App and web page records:
Content starts

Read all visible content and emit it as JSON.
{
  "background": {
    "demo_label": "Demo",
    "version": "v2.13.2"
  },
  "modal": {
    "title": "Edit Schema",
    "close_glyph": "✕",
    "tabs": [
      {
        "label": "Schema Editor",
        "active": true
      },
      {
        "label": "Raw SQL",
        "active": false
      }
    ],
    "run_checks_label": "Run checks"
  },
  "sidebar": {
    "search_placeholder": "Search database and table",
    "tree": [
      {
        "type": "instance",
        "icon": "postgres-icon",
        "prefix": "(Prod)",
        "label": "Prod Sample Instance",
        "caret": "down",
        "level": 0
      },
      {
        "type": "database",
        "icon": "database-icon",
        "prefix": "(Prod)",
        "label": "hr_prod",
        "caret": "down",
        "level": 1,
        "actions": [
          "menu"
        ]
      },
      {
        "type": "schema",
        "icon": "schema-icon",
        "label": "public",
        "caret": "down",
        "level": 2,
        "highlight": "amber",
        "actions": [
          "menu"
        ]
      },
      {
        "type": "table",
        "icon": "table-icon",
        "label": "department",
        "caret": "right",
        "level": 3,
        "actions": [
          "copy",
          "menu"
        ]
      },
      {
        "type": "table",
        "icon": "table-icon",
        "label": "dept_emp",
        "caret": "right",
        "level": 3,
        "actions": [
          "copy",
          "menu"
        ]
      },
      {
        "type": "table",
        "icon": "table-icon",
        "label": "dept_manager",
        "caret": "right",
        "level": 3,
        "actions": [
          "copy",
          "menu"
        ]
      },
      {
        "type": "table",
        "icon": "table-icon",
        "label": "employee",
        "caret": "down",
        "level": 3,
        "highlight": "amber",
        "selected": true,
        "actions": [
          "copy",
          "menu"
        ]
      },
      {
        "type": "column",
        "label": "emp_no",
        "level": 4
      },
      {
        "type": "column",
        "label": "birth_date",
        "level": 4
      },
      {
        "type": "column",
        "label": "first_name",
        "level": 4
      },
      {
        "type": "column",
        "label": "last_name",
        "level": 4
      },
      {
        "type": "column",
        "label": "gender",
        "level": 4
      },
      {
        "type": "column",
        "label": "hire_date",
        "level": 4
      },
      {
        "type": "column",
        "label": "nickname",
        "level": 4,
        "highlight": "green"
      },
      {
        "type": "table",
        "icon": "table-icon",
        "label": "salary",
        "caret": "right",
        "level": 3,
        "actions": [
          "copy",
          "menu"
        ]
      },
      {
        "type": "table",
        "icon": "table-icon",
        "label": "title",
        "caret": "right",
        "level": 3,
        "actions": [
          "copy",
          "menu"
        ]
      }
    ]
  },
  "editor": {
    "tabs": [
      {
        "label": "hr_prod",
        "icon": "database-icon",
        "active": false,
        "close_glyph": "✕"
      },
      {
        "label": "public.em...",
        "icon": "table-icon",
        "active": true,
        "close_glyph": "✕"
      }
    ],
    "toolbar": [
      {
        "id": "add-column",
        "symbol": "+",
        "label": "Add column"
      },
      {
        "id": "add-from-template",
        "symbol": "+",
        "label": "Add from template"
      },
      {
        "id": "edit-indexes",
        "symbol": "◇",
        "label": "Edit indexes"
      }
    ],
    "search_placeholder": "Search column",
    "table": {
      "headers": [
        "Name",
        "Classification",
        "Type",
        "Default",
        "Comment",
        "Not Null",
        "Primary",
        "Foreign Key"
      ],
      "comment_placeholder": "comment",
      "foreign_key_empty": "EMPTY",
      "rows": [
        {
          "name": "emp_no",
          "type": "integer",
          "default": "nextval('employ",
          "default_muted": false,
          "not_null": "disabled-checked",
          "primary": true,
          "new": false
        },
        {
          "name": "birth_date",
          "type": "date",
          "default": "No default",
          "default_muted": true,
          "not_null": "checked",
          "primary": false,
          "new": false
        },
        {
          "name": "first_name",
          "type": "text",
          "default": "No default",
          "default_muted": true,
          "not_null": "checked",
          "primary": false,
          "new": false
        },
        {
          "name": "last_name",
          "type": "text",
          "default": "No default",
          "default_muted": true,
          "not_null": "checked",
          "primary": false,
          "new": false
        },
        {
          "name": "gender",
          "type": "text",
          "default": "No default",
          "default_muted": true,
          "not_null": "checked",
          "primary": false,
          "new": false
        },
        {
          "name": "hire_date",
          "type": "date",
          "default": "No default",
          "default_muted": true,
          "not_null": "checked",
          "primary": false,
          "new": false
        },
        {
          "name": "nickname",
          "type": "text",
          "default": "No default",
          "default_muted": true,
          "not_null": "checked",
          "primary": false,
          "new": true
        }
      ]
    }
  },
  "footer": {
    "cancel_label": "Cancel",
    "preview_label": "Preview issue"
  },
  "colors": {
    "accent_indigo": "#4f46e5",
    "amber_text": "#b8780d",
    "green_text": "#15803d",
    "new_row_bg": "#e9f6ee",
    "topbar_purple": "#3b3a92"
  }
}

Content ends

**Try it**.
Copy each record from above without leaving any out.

**Answer space**.
Read all visible content and emit it as JSON.
{
  "background": {
    "demo_label": "Demo",
    "version": "v2.13.2"
  },
  "modal": {
    "title": "Edit Schema",
    "close_glyph": "✕",
    "tabs": [
      {
        "label": "Schema Editor",
        "active": true
      },
      {
        "label": "Raw SQL",
        "active": false
      }
    ],
    "run_checks_label": "Run checks"
  },
  "sidebar": {
    "search_placeholder": "Search database and table",
    "tree": [
      {
        "type": "instance",
        "icon": "postgres-icon",
        "prefix": "(Prod)",
        "label": "Prod Sample Instance",
        "caret": "down",
        "level": 0
      },
      {
        "type": "database",
        "icon": "database-icon",
        "prefix": "(Prod)",
        "label": "hr_prod",
        "caret": "down",
        "level": 1,
        "actions": [
          "menu"
        ]
      },
      {
        "type": "schema",
        "icon": "schema-icon",
        "label": "public",
        "caret": "down",
        "level": 2,
        "highlight": "amber",
        "actions": [
          "menu"
        ]
      },
      {
        "type": "table",
        "icon": "table-icon",
        "label": "department",
        "caret": "right",
        "level": 3,
        "actions": [
          "copy",
          "menu"
        ]
      },
      {
        "type": "table",
        "icon": "table-icon",
        "label": "dept_emp",
        "caret": "right",
        "level": 3,
        "actions": [
          "copy",
          "menu"
        ]
      },
      {
        "type": "table",
        "icon": "table-icon",
        "label": "dept_manager",
        "caret": "right",
        "level": 3,
        "actions": [
          "copy",
          "menu"
        ]
      },
      {
        "type": "table",
        "icon": "table-icon",
        "label": "employee",
        "caret": "down",
        "level": 3,
        "highlight": "amber",
        "selected": true,
        "actions": [
          "copy",
          "menu"
        ]
      },
      {
        "type": "column",
        "label": "emp_no",
        "level": 4
      },
      {
        "type": "column",
        "label": "birth_date",
        "level": 4
      },
      {
        "type": "column",
        "label": "first_name",
        "level": 4
      },
      {
        "type": "column",
        "label": "last_name",
        "level": 4
      },
      {
        "type": "column",
        "label": "gender",
        "level": 4
      },
      {
        "type": "column",
        "label": "hire_date",
        "level": 4
      },
      {
        "type": "column",
        "label": "nickname",
        "level": 4,
        "highlight": "green"
      },
      {
        "type": "table",
        "icon": "table-icon",
        "label": "salary",
        "caret": "right",
        "level": 3,
        "actions": [
          "copy",
          "menu"
        ]
      },
      {
        "type": "table",
        "icon": "table-icon",
        "label": "title",
        "caret": "right",
        "level": 3,
        "actions": [
          "copy",
          "menu"
        ]
      }
    ]
  },
  "editor": {
    "tabs": [
      {
        "label": "hr_prod",
        "icon": "database-icon",
        "active": false,
        "close_glyph": "✕"
      },
      {
        "label": "public.em...",
        "icon": "table-icon",
        "active": true,
        "close_glyph": "✕"
      }
    ],
    "toolbar": [
      {
        "id": "add-column",
        "symbol": "+",
        "label": "Add column"
      },
      {
        "id": "add-from-template",
        "symbol": "+",
        "label": "Add from template"
      },
      {
        "id": "edit-indexes",
        "symbol": "◇",
        "label": "Edit indexes"
      }
    ],
    "search_placeholder": "Search column",
    "table": {
      "headers": [
        "Name",
        "Classification",
        "Type",
        "Default",
        "Comment",
        "Not Null",
        "Primary",
        "Foreign Key"
      ],
      "comment_placeholder": "comment",
      "foreign_key_empty": "EMPTY",
      "rows": [
        {
          "name": "emp_no",
          "type": "integer",
          "default": "nextval('employ",
          "default_muted": false,
          "not_null": "disabled-checked",
          "primary": true,
          "new": false
        },
        {
          "name": "birth_date",
          "type": "date",
          "default": "No default",
          "default_muted": true,
          "not_null": "checked",
          "primary": false,
          "new": false
        },
        {
          "name": "first_name",
          "type": "text",
          "default": "No default",
          "default_muted": true,
          "not_null": "checked",
          "primary": false,
          "new": false
        },
        {
          "name": "last_name",
          "type": "text",
          "default": "No default",
          "default_muted": true,
          "not_null": "checked",
          "primary": false,
          "new": false
        },
        {
          "name": "gender",
          "type": "text",
          "default": "No default",
          "default_muted": true,
          "not_null": "checked",
          "primary": false,
          "new": false
        },
        {
          "name": "hire_date",
          "type": "date",
          "default": "No default",
          "default_muted": true,
          "not_null": "checked",
          "primary": false,
          "new": false
        },
        {
          "name": "nickname",
          "type": "text",
          "default": "No default",
          "default_muted": true,
          "not_null": "checked",
          "primary": false,
          "new": true
        }
      ]
    }
  },
  "footer": {
    "cancel_label": "Cancel",
    "preview_label": "Preview issue"
  },
  "colors": {
    "accent_indigo": "#4f46e5",
    "amber_text": "#b8780d",
    "green_text": "#15803d",
    "new_row_bg": "#e9f6ee",
    "topbar_purple": "#3b3a92"
  }
}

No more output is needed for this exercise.